#### Exercise description:
Where a line of the data below has the string "true", copy that line.

#### Data for analysis:
────

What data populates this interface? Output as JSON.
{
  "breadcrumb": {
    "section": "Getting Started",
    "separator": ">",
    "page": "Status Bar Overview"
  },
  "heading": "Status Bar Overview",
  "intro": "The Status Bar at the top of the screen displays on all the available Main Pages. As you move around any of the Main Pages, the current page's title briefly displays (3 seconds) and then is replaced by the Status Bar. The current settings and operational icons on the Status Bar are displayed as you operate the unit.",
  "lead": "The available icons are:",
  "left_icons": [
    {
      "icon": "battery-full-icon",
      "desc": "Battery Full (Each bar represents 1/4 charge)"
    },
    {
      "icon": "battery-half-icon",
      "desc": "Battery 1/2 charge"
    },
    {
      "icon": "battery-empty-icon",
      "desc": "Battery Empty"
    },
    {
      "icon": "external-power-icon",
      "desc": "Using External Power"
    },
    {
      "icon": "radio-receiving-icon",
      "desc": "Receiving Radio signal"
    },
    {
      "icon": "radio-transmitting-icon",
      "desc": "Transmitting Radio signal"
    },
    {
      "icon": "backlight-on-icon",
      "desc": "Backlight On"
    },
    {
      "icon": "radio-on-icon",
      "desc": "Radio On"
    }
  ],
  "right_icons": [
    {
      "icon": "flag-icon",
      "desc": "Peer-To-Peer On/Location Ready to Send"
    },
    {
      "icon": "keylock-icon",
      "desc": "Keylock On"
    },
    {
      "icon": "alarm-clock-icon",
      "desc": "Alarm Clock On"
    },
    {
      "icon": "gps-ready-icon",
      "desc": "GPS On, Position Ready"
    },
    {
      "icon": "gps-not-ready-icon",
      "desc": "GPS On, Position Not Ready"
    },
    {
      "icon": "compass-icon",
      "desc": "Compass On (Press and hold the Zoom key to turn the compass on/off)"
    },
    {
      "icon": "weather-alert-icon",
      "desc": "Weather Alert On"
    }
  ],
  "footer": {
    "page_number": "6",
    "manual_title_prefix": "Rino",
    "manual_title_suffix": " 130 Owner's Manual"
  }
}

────

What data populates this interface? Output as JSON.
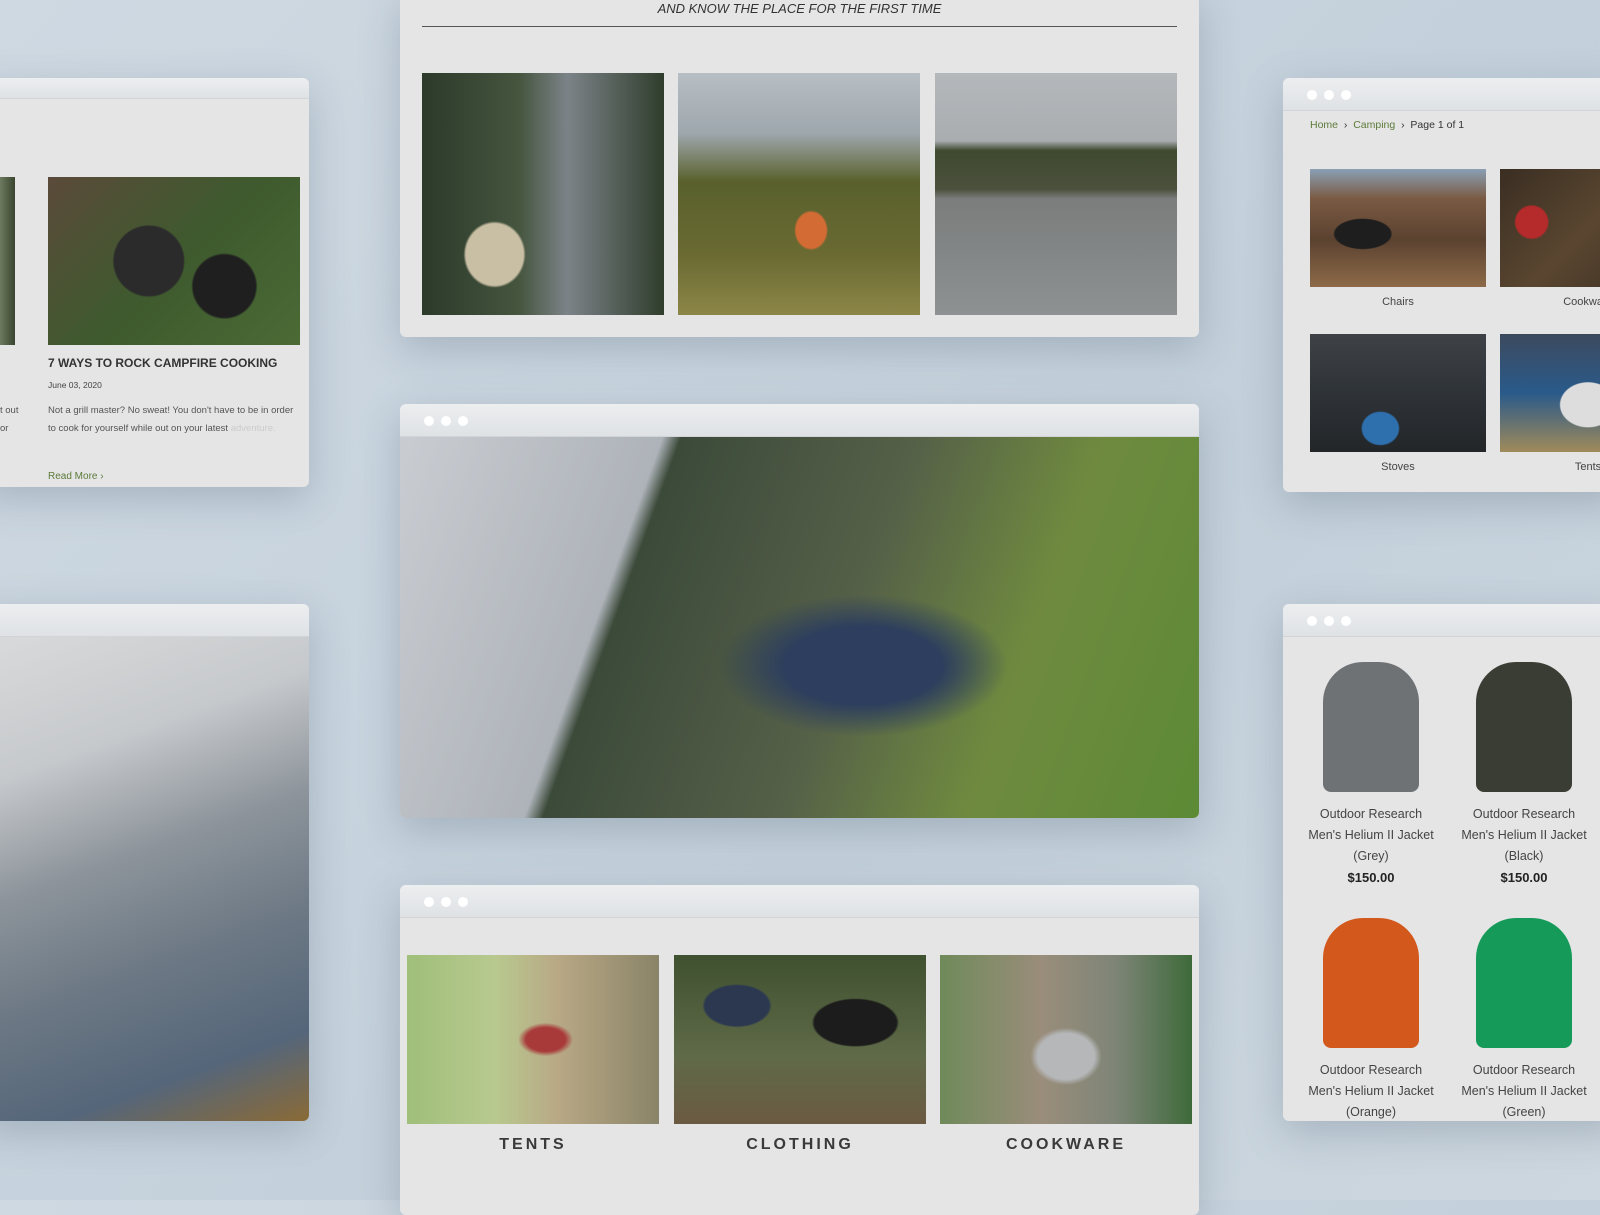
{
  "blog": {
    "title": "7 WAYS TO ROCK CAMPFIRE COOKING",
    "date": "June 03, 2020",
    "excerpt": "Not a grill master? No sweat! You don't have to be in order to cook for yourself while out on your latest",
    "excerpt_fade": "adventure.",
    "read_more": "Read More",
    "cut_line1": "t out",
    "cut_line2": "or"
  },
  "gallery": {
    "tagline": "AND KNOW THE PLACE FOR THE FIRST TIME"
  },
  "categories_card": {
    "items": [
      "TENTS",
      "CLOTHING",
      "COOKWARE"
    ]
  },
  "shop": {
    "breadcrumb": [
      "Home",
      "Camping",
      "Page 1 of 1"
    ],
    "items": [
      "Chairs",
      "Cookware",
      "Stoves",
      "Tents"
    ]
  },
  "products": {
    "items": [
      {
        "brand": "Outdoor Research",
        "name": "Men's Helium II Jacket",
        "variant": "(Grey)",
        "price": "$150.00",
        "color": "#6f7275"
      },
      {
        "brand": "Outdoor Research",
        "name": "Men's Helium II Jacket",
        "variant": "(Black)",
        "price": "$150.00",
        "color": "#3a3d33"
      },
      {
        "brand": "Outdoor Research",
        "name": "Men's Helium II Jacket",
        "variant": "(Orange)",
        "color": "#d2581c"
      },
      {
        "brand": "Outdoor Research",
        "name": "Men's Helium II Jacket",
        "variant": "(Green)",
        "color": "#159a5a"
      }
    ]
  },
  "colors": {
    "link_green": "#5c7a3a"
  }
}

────

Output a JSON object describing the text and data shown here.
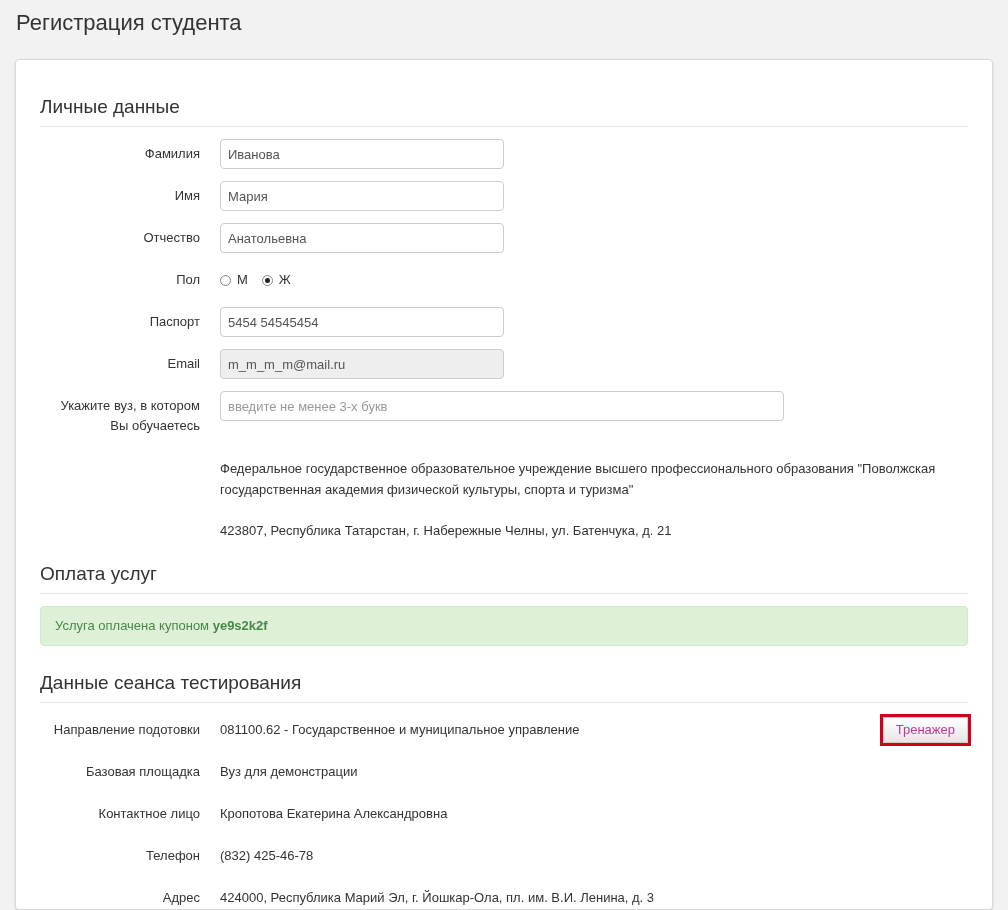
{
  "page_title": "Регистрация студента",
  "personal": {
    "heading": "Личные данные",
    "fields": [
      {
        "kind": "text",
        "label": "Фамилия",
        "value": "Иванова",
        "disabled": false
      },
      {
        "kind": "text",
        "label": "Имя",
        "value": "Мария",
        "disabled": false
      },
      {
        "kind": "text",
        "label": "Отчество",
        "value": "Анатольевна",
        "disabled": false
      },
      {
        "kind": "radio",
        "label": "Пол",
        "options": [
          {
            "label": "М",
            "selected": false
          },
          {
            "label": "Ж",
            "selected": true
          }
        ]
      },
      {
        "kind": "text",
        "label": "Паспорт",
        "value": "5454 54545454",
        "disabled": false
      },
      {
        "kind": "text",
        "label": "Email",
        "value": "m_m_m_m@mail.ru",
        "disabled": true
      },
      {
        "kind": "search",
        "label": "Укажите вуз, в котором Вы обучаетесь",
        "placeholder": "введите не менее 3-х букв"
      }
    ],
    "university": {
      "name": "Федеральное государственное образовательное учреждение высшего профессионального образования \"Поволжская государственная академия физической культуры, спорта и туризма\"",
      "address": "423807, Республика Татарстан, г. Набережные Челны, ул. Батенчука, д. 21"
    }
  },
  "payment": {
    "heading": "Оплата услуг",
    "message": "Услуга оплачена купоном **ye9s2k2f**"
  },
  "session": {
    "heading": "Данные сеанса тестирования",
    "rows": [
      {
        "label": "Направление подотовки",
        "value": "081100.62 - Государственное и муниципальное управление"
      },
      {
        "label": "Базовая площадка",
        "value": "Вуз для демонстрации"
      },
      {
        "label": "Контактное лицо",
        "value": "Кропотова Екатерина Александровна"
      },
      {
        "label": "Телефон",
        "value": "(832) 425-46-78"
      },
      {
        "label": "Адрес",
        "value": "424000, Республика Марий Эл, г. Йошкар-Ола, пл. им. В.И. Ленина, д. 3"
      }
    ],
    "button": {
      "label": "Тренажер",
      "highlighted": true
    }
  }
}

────

#### Final answer:
            "selected": true
        "disabled": true
      "highlighted": true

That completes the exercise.